“Sysco Indianapolis has, and will continue, to bargain in good faith with Teamsters Local 135,” a spokesperson said in the statement. “We have not reached an agreement to date due to the unreasonable demands by the union leadership.”
A strike authorization vote does not guarantee a strike will happen, it just gives the union the ability to call for a strike in the future. On Tuesday, Courtney and Sperring told Indiana Public Broadcasting they were still negotiating with the company and had no specific deadline to receive a contract before they use the vote to call for a strike.
“So we're back at the table today. And I guess we're hopeful that the company’s changed their way of thinking a little bit,” Cortney said. “We'd like to get some forward movement and maybe even take an offer to the membership to actually vote.
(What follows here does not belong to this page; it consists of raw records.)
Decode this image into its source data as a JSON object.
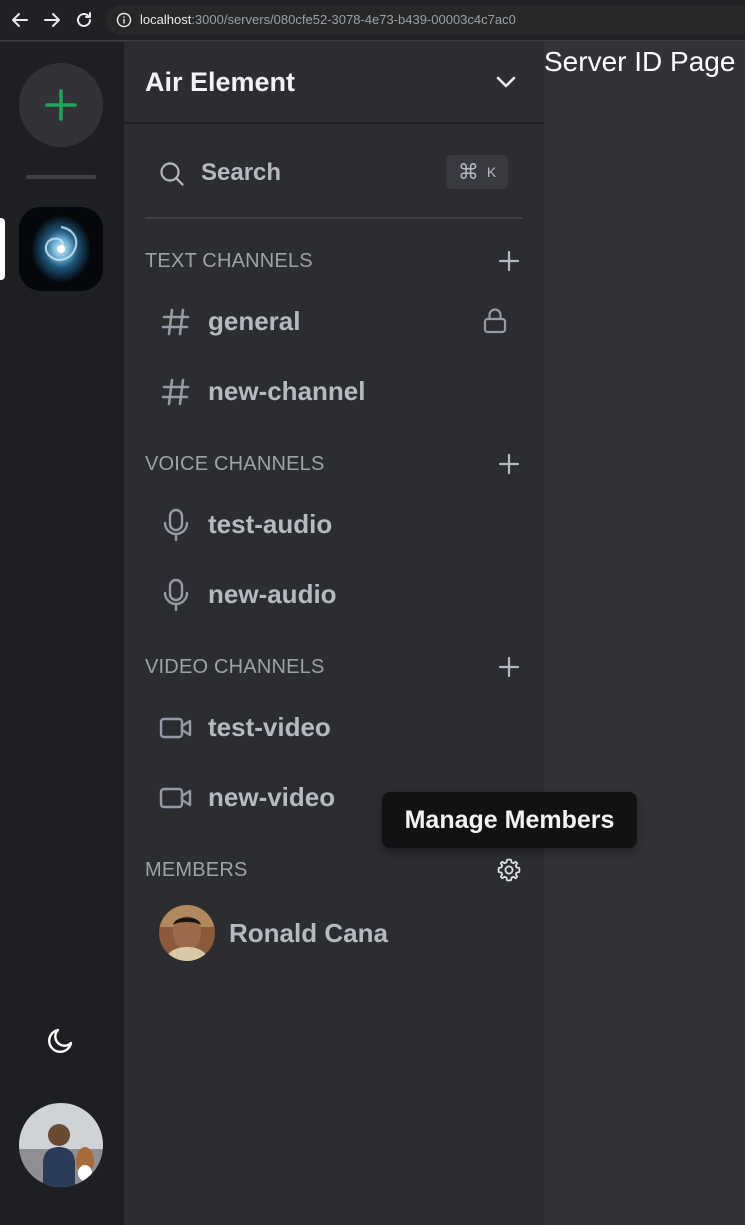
{
  "browser": {
    "url_host": "localhost",
    "url_path": ":3000/servers/080cfe52-3078-4e73-b439-00003c4c7ac0",
    "icons": [
      "back-icon",
      "forward-icon",
      "reload-icon",
      "info-icon"
    ]
  },
  "server_rail": {
    "add_server_icon": "plus-icon",
    "theme_icon": "moon-icon"
  },
  "sidebar": {
    "server_name": "Air Element",
    "search_label": "Search",
    "search_shortcut_cmd": "⌘",
    "search_shortcut_key": "K",
    "sections": {
      "text": {
        "title": "TEXT CHANNELS",
        "channels": [
          {
            "name": "general",
            "icon": "hash-icon",
            "locked": true
          },
          {
            "name": "new-channel",
            "icon": "hash-icon"
          }
        ]
      },
      "voice": {
        "title": "VOICE CHANNELS",
        "channels": [
          {
            "name": "test-audio",
            "icon": "microphone-icon"
          },
          {
            "name": "new-audio",
            "icon": "microphone-icon"
          }
        ]
      },
      "video": {
        "title": "VIDEO CHANNELS",
        "channels": [
          {
            "name": "test-video",
            "icon": "video-camera-icon"
          },
          {
            "name": "new-video",
            "icon": "video-camera-icon"
          }
        ]
      },
      "members": {
        "title": "MEMBERS",
        "members": [
          {
            "name": "Ronald Cana"
          }
        ]
      }
    }
  },
  "main": {
    "title": "Server ID Page"
  },
  "tooltip": {
    "text": "Manage Members"
  },
  "colors": {
    "accent_green": "#23a559",
    "sidebar_bg": "#2b2d31",
    "rail_bg": "#1e1f22",
    "main_bg": "#313338"
  }
}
If [Sysco is] going to continue to go down this dark road they're going down, then we'll have to continue to go down that same road.”
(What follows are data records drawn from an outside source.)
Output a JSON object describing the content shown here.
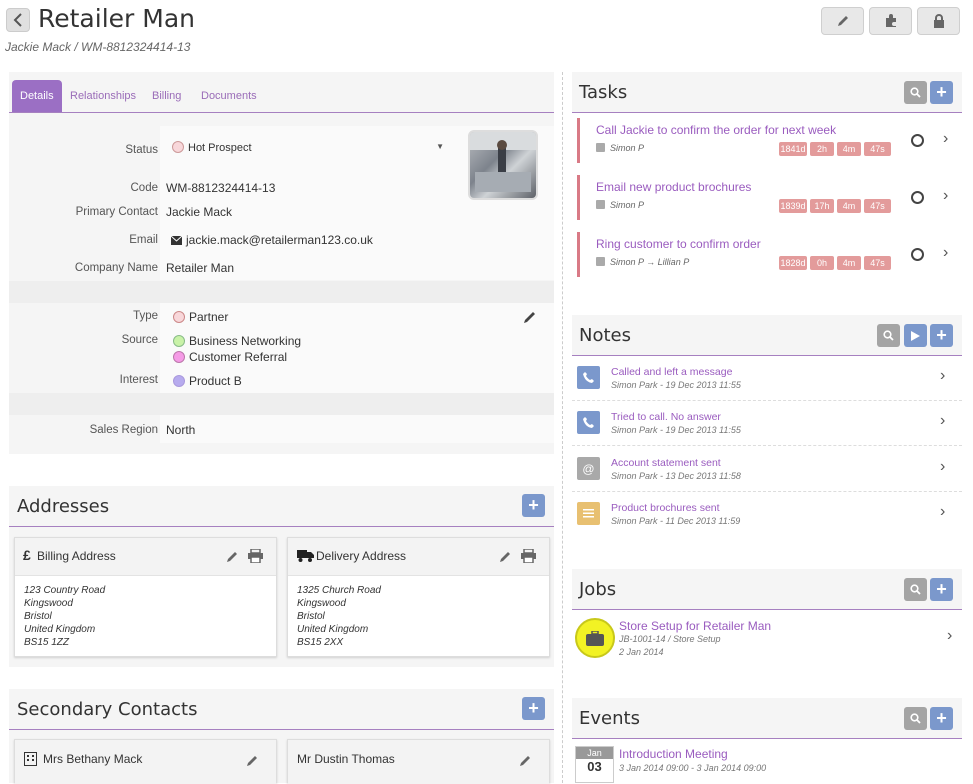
{
  "header": {
    "title": "Retailer Man",
    "subtitle": "Jackie Mack / WM-8812324414-13"
  },
  "tabs": [
    {
      "label": "Details"
    },
    {
      "label": "Relationships"
    },
    {
      "label": "Billing"
    },
    {
      "label": "Documents"
    }
  ],
  "details": {
    "status_label": "Status",
    "status_value": "Hot Prospect",
    "code_label": "Code",
    "code_value": "WM-8812324414-13",
    "primary_contact_label": "Primary Contact",
    "primary_contact_value": "Jackie Mack",
    "email_label": "Email",
    "email_value": "jackie.mack@retailerman123.co.uk",
    "company_label": "Company Name",
    "company_value": "Retailer Man",
    "type_label": "Type",
    "type_value": "Partner",
    "source_label": "Source",
    "source_values": [
      "Business Networking",
      "Customer Referral"
    ],
    "interest_label": "Interest",
    "interest_value": "Product B",
    "region_label": "Sales Region",
    "region_value": "North"
  },
  "addresses": {
    "title": "Addresses",
    "billing": {
      "title": "Billing Address",
      "lines": [
        "123 Country Road",
        "Kingswood",
        "Bristol",
        "United Kingdom",
        "BS15 1ZZ"
      ]
    },
    "delivery": {
      "title": "Delivery Address",
      "lines": [
        "1325 Church Road",
        "Kingswood",
        "Bristol",
        "United Kingdom",
        "BS15 2XX"
      ]
    }
  },
  "secondary_contacts": {
    "title": "Secondary Contacts",
    "contacts": [
      {
        "name": "Mrs Bethany Mack"
      },
      {
        "name": "Mr Dustin Thomas"
      }
    ]
  },
  "tasks": {
    "title": "Tasks",
    "items": [
      {
        "title": "Call Jackie to confirm the order for next week",
        "assignee": "Simon P",
        "badges": [
          "1841d",
          "2h",
          "4m",
          "47s"
        ]
      },
      {
        "title": "Email new product brochures",
        "assignee": "Simon P",
        "badges": [
          "1839d",
          "17h",
          "4m",
          "47s"
        ]
      },
      {
        "title": "Ring customer to confirm order",
        "assignee": "Simon P → Lillian P",
        "badges": [
          "1828d",
          "0h",
          "4m",
          "47s"
        ]
      }
    ]
  },
  "notes": {
    "title": "Notes",
    "items": [
      {
        "title": "Called and left a message",
        "meta": "Simon Park - 19 Dec 2013 11:55",
        "icon": "phone-icon",
        "color": "#7b98cc"
      },
      {
        "title": "Tried to call. No answer",
        "meta": "Simon Park - 19 Dec 2013 11:55",
        "icon": "phone-icon",
        "color": "#7b98cc"
      },
      {
        "title": "Account statement sent",
        "meta": "Simon Park - 13 Dec 2013 11:58",
        "icon": "at-icon",
        "color": "#a9a9a9"
      },
      {
        "title": "Product brochures sent",
        "meta": "Simon Park - 11 Dec 2013 11:59",
        "icon": "document-icon",
        "color": "#e8c071"
      }
    ]
  },
  "jobs": {
    "title": "Jobs",
    "items": [
      {
        "title": "Store Setup for Retailer Man",
        "meta": "JB-1001-14 / Store Setup",
        "date": "2 Jan 2014"
      }
    ]
  },
  "events": {
    "title": "Events",
    "items": [
      {
        "month": "Jan",
        "day": "03",
        "title": "Introduction Meeting",
        "meta": "3 Jan 2014 09:00 - 3 Jan 2014 09:00"
      }
    ]
  },
  "colors": {
    "accent": "#9b6fc4",
    "link": "#9a5cbf",
    "plus": "#7b98cc",
    "task_badge": "#e39b9b",
    "job_icon": "#f2f224"
  }
}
One of the main points of contention is over the number of hours truck drivers are spending on the road, the union negotiators say.
“When the driver goes out with the truck, he has to bring it back empty,” Courtney said. “They've overloaded the trucks to a point where it takes 12 to 14 hours on a consecutive basis to get the truck empty and get the job done to be able to get home.”
The union is not seeking to limit the number of hours drivers can be on the road in this contract, he said. But they are trying to get the company to increase its workforce to help reduce the load on individual drivers. Barring that, the union at least wants better wages.
“If they're going to force that time away from their families we’d at least like them to be compensated well for it,” Courtney said.